A test is no better than the data that drives it. Fuzz testing is a great way to find buggy, exploitable, or otherwise bad code – and if you’re working with a native application that operates on file input, it’s a solved problem. Grab AFL or some other all-in-one suite, hit go, and profit!
Serverless cloud applications are becoming mainstream. Teams focus on developing and deploying code on a known technology stack and runtime, with fixed interfaces for application, database, and network, and they offer lower costs, faster development, and elastic growth.
Jessie Shternshus shares her innate and learned curiosity, and how it fueled her exploration of the subject. She walks you through how she has learned to ask more inquisitive questions, looks for new and different ways to connect people, and connects the dots between ideas.
Do you loathe regression? Do you tire of the repetitive tasks that are part of your product's lifecycle? If you do, then you might be lazy like Chris Loder. Since his Grade 4 teacher wrote “Chris is lazy” on his report card, it has become his way of life.
People are actively engaging in civic tech, social robots are tweeting, and veteran storytellers are capturing stories in new ways using virtual and augmented reality. This explosion of tools, sources, voices, and data is indicative of a new, more collaborative era for storytelling.
A decade ago Microsoft had over twelve thousand full-time testers, and when you added up all the contract and outsourced testers too, there were more software test engineers than developers. The test automation solutions alone had more than a hundred million lines of code. However, that process was built for a company that would release a new version of a monopoly-scale product once every three years and ship it on a CD. That world had already begun to change, and Microsoft was missing the boat. When Microsoft tester Ken Johnston first encountered agile development and DevOps, he realized his vision of testing needed to change—and so did he. Ken set out on the path of big data, and that led his to his new career in data science.

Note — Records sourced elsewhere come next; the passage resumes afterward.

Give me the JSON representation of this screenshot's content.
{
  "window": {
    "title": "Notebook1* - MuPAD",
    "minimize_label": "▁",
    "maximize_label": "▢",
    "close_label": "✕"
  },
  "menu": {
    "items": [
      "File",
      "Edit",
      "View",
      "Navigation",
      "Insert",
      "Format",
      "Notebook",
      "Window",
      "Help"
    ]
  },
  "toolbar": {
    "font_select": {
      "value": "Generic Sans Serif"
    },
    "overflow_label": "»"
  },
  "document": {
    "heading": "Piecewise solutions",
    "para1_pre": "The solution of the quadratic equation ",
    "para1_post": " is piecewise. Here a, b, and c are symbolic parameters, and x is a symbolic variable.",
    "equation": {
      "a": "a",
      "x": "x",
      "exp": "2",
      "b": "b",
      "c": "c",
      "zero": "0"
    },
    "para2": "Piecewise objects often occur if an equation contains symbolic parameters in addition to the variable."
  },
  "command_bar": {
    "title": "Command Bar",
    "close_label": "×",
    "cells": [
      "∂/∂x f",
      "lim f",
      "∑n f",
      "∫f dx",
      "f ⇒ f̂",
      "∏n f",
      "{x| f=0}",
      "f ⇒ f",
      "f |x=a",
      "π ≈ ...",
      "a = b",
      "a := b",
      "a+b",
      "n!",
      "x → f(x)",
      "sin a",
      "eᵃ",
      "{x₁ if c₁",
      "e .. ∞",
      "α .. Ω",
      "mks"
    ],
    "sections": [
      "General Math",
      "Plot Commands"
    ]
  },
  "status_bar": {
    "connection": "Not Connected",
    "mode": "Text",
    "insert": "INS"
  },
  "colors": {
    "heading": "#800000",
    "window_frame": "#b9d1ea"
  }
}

Testers have always been the masters of product quality data, and now with connected services and telemetry, there is more data than ever.

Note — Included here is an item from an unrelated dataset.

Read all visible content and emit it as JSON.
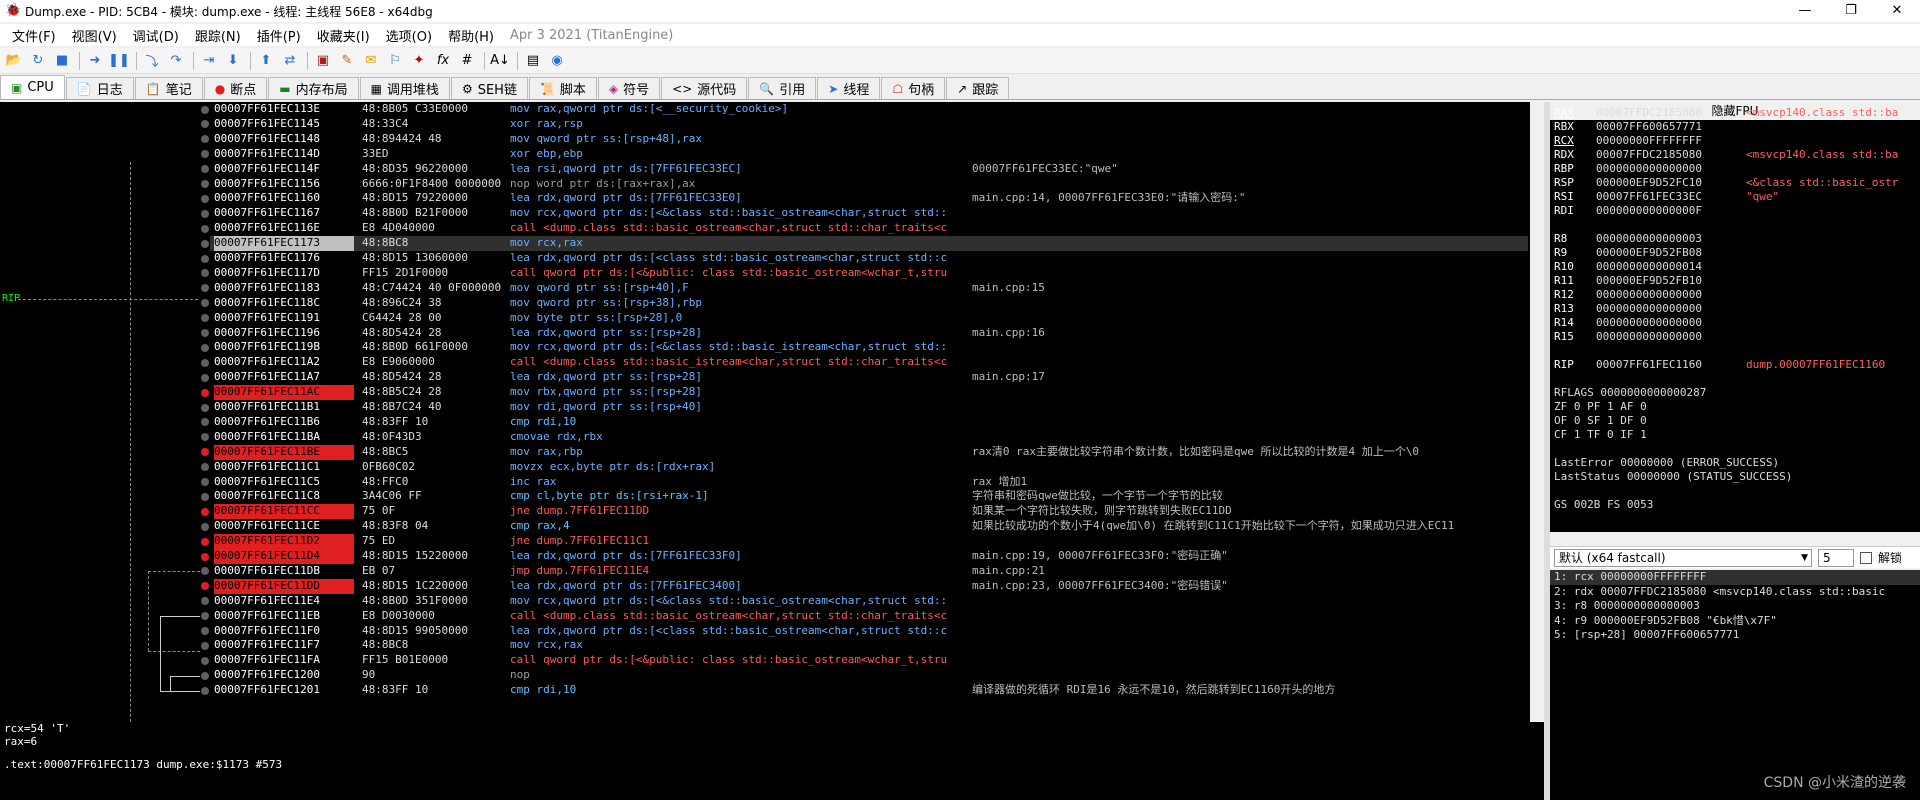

Have you wondered where QA professionals fit into a DevSecOps transformation? Stacy Kirk thinks they should champion the transformation. Regardless of where your company is on its journey to DevSecOps, quality must be at the forefront for optimal effectiveness and customer value. This means promoting feedback loops that use monitoring and reporting tools effectively, and most importantly, it means creating a culture of collaborative communication and continuous improvement. The role of the QADevSecOps practitioner must evolve from ensuring the quality of software to assessing the effectiveness of the company’s security and development processes using retrospectives as the new defect tracking system. Discover how Stacy’s experiences with innovative techniques have infused quality into every aspect of an agile transformation, from development to security to operations.